Crossing over, but distinct from the communications segment, is the satellite segment. Satellites are often used for commercial communications, but can also relate non-commercial purposes such as military use or scientific research. Global revenue from satellites totaled 269 billion U.S. dollars in 2017, with 91 new satellites launched in that year. In recent times, the number of satellite launches has declined from the industry’s peak between the mid-1960s and late 1970’s, when an average of 128 satellites were launched per year. In 2017, there were 1,900 satellites in orbit, of which 859 belong to the United States.

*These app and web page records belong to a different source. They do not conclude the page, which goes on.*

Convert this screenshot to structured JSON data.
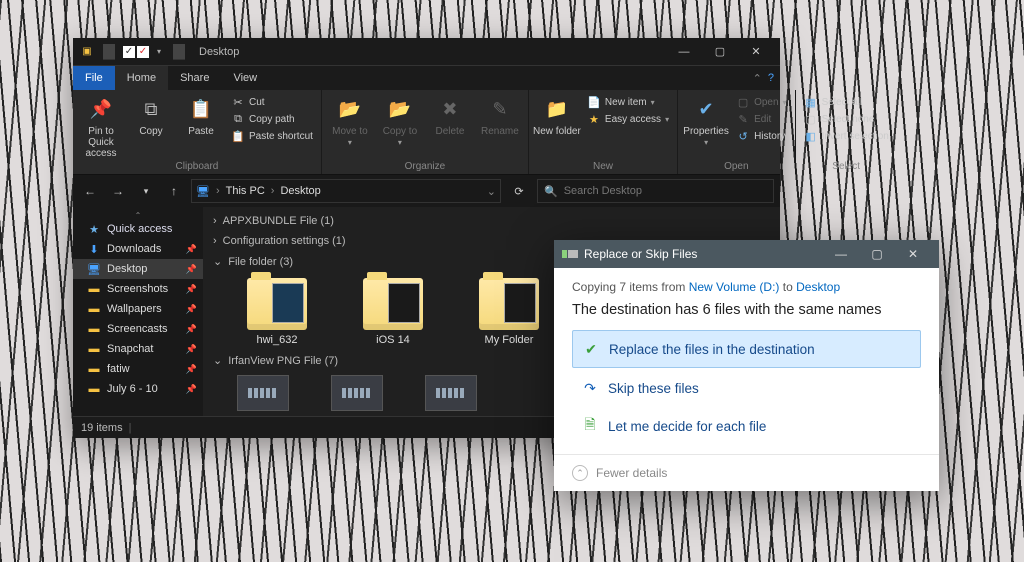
{
  "explorer": {
    "title": "Desktop",
    "tabs": {
      "file": "File",
      "home": "Home",
      "share": "Share",
      "view": "View"
    },
    "ribbon": {
      "clipboard": {
        "label": "Clipboard",
        "pin": "Pin to Quick access",
        "copy": "Copy",
        "paste": "Paste",
        "cut": "Cut",
        "copypath": "Copy path",
        "pasteshortcut": "Paste shortcut"
      },
      "organize": {
        "label": "Organize",
        "moveto": "Move to",
        "copyto": "Copy to",
        "delete": "Delete",
        "rename": "Rename"
      },
      "new": {
        "label": "New",
        "newfolder": "New folder",
        "newitem": "New item",
        "easyaccess": "Easy access"
      },
      "open": {
        "label": "Open",
        "properties": "Properties",
        "open": "Open",
        "edit": "Edit",
        "history": "History"
      },
      "select": {
        "label": "Select",
        "selectall": "Select all",
        "selectnone": "Select none",
        "invert": "Invert selection"
      }
    },
    "breadcrumb": [
      "This PC",
      "Desktop"
    ],
    "search_placeholder": "Search Desktop",
    "tree": {
      "quickaccess": "Quick access",
      "items": [
        {
          "label": "Downloads",
          "icon": "download-icon",
          "color": "#4aa3ff"
        },
        {
          "label": "Desktop",
          "icon": "desktop-icon",
          "color": "#4aa3ff",
          "selected": true
        },
        {
          "label": "Screenshots",
          "icon": "folder-icon",
          "color": "#f5c243"
        },
        {
          "label": "Wallpapers",
          "icon": "folder-icon",
          "color": "#f5c243"
        },
        {
          "label": "Screencasts",
          "icon": "folder-icon",
          "color": "#f5c243"
        },
        {
          "label": "Snapchat",
          "icon": "folder-icon",
          "color": "#f5c243"
        },
        {
          "label": "fatiw",
          "icon": "folder-icon",
          "color": "#f5c243"
        },
        {
          "label": "July 6 - 10",
          "icon": "folder-icon",
          "color": "#f5c243"
        }
      ]
    },
    "groups": [
      {
        "label": "APPXBUNDLE File (1)",
        "expanded": false
      },
      {
        "label": "Configuration settings (1)",
        "expanded": false
      },
      {
        "label": "File folder (3)",
        "expanded": true,
        "tiles": [
          "hwi_632",
          "iOS 14",
          "My Folder"
        ]
      },
      {
        "label": "IrfanView PNG File (7)",
        "expanded": true
      }
    ],
    "statusbar": {
      "count": "19 items"
    }
  },
  "dialog": {
    "title": "Replace or Skip Files",
    "copying_prefix": "Copying 7 items from ",
    "source": "New Volume (D:)",
    "mid": " to ",
    "dest": "Desktop",
    "heading": "The destination has 6 files with the same names",
    "options": [
      {
        "icon": "check-icon",
        "label": "Replace the files in the destination",
        "selected": true
      },
      {
        "icon": "skip-icon",
        "label": "Skip these files",
        "selected": false
      },
      {
        "icon": "decide-icon",
        "label": "Let me decide for each file",
        "selected": false
      }
    ],
    "footer": "Fewer details"
  }
}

Another third way to divide the space industry for analysis is by contrasting private and government spending. In 2016, government spending comprised around 25 percent of the total global space economy, amounting to some 84 billion U.S. dollars. The United States government is the largest contributor, with NASA’s budget being over 19 billion dollars in that year. Other major government players are the European Space Agency and China, however their combined spending in 2017 was only 10.7 billion dollars – just over half of NASA’s spending for the same period. Of NASA’s budget, around half is spent on space exploration, with the remainder being spent on a variety of scientific, educational, engineering and administrative functions. However, public opinion is that NASA should focus more on research, technological development and threat prevention than space exploration. In a 2018 survey, only 18 percent of U.S. adults believe that sending astronauts to Mars should be a top priority.